__ASSIGNED TASK__
Set the data down again so that every line matches exactly.

[Records from a data source]
-------
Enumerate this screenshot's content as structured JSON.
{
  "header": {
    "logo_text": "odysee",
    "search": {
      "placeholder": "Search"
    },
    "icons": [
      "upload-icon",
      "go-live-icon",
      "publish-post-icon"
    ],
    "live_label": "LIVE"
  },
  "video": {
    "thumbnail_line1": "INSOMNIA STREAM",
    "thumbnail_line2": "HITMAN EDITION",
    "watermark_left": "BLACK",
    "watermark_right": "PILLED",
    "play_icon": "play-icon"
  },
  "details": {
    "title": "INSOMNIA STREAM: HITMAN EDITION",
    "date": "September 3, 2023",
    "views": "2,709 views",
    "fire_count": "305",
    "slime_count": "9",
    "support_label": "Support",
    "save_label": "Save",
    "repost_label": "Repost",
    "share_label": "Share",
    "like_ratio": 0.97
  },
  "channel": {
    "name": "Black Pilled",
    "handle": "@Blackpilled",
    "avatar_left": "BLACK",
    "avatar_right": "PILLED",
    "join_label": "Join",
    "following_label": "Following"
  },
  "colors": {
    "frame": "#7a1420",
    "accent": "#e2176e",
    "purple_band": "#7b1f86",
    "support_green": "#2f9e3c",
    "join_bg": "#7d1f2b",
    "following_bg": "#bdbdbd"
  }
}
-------
__SOLUTION FOR THIS TASK__
Enumerate this screenshot's content as structured JSON.
{
  "header": {
    "logo_text": "odysee",
    "search": {
      "placeholder": "Search"
    },
    "icons": [
      "upload-icon",
      "go-live-icon",
      "publish-post-icon"
    ],
    "live_label": "LIVE"
  },
  "video": {
    "thumbnail_line1": "INSOMNIA STREAM",
    "thumbnail_line2": "HITMAN EDITION",
    "watermark_left": "BLACK",
    "watermark_right": "PILLED",
    "play_icon": "play-icon"
  },
  "details": {
    "title": "INSOMNIA STREAM: HITMAN EDITION",
    "date": "September 3, 2023",
    "views": "2,709 views",
    "fire_count": "305",
    "slime_count": "9",
    "support_label": "Support",
    "save_label": "Save",
    "repost_label": "Repost",
    "share_label": "Share",
    "like_ratio": 0.97
  },
  "channel": {
    "name": "Black Pilled",
    "handle": "@Blackpilled",
    "avatar_left": "BLACK",
    "avatar_right": "PILLED",
    "join_label": "Join",
    "following_label": "Following"
  },
  "colors": {
    "frame": "#7a1420",
    "accent": "#e2176e",
    "purple_band": "#7b1f86",
    "support_green": "#2f9e3c",
    "join_bg": "#7d1f2b",
    "following_bg": "#bdbdbd"
  }
}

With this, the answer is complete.